**Extracted data**
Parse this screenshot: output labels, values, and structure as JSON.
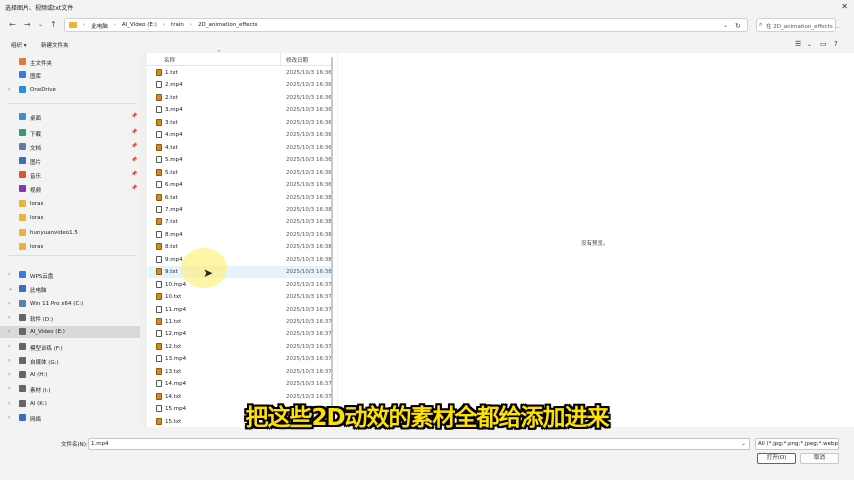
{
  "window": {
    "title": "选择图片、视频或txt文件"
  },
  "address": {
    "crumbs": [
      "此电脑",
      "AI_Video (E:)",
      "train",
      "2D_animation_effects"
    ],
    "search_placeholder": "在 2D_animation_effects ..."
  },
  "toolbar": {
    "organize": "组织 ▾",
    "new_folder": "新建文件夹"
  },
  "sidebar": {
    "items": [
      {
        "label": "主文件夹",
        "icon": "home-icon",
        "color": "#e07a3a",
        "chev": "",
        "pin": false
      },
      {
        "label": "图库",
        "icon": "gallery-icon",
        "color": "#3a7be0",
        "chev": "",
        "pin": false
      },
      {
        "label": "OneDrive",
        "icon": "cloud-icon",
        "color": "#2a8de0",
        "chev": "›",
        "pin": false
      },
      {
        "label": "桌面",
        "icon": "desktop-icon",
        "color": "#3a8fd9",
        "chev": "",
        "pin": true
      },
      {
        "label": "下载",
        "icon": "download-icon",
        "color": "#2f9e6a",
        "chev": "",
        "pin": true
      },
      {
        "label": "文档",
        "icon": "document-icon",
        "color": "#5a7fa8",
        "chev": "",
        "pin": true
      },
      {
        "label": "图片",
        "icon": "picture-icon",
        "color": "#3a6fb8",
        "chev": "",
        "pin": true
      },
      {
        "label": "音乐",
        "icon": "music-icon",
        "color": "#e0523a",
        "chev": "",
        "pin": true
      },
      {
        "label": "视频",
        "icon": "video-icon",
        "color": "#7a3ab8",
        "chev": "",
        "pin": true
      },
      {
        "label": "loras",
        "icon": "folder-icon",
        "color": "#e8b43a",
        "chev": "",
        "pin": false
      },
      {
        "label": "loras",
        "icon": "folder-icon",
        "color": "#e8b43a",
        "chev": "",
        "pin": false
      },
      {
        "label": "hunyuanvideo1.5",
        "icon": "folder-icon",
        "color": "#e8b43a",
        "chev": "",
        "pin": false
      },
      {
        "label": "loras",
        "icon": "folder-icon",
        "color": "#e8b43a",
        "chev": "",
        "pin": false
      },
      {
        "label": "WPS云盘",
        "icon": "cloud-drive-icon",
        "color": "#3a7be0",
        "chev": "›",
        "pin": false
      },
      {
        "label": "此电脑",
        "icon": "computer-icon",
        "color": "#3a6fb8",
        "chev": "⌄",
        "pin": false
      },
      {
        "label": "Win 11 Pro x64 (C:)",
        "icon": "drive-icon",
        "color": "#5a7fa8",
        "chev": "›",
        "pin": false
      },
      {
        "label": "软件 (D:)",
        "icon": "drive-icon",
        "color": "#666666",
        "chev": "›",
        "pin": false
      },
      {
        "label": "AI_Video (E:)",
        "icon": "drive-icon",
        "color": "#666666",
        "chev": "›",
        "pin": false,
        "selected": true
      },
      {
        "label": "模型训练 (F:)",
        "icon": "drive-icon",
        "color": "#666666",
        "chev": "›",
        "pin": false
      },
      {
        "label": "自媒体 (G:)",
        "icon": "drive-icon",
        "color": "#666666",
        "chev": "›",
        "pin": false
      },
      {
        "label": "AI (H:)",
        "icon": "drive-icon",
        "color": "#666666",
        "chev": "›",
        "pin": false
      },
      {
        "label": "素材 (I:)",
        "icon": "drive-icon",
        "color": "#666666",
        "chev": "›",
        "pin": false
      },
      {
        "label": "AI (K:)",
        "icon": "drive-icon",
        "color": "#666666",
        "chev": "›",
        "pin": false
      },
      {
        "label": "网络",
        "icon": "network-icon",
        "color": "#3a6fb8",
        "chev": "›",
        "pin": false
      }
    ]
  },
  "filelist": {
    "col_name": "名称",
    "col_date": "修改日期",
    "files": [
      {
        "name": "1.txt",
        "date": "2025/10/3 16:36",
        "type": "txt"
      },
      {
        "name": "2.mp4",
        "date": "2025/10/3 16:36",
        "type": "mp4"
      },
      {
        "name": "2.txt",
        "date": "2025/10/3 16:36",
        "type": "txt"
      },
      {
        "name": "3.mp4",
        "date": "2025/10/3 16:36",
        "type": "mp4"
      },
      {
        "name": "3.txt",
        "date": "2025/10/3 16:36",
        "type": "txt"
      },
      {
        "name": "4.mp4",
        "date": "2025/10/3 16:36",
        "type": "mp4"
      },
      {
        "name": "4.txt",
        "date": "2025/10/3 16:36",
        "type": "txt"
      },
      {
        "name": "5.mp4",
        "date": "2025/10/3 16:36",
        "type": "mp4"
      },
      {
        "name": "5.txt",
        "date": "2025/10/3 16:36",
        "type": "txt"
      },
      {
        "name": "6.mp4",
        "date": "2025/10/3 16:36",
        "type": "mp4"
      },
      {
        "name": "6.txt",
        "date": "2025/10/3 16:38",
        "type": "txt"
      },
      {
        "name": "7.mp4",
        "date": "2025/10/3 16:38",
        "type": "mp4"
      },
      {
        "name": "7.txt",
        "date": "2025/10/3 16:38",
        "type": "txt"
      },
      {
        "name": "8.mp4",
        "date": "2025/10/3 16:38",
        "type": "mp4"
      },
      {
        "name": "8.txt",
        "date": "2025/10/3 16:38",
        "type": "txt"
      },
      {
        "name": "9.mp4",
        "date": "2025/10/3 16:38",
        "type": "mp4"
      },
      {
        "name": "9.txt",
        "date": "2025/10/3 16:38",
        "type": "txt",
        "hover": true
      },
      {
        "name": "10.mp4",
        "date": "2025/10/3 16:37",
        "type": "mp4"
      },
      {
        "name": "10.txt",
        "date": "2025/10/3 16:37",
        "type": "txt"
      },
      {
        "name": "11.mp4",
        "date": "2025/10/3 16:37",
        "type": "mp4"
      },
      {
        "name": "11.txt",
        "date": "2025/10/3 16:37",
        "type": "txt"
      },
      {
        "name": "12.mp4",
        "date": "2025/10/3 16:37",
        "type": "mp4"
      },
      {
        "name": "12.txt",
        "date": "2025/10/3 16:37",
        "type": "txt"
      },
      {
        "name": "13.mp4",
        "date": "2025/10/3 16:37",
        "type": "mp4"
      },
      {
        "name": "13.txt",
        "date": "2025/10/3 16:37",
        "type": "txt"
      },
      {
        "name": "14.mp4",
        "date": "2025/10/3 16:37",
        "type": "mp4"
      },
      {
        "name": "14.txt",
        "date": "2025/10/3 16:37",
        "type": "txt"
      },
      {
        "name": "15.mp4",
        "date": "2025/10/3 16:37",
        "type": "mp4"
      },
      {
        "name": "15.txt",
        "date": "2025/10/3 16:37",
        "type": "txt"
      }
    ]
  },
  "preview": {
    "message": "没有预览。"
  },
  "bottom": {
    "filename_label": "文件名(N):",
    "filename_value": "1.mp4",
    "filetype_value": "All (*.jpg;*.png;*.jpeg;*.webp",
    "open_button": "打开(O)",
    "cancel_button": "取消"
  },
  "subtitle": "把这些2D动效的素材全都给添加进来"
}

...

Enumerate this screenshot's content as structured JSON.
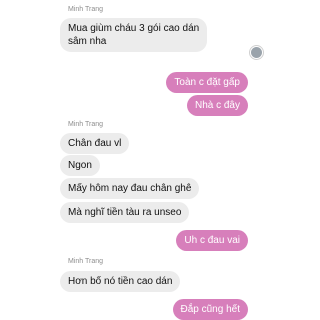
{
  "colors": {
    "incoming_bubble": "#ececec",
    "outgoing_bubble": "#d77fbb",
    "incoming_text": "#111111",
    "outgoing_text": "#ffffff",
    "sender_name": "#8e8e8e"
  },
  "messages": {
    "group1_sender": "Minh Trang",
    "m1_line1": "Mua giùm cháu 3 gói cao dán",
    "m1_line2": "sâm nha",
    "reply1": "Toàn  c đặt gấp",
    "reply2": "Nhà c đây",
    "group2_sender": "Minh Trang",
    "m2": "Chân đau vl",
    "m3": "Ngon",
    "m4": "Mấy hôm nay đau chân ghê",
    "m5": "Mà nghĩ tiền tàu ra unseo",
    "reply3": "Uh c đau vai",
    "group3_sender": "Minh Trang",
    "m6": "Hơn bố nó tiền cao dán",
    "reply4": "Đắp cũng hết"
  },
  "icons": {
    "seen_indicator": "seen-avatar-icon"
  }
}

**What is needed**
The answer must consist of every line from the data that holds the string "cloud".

**Response for this exercise**
        "icon": "cloud-icon",
        "icon": "cloud-drive-icon",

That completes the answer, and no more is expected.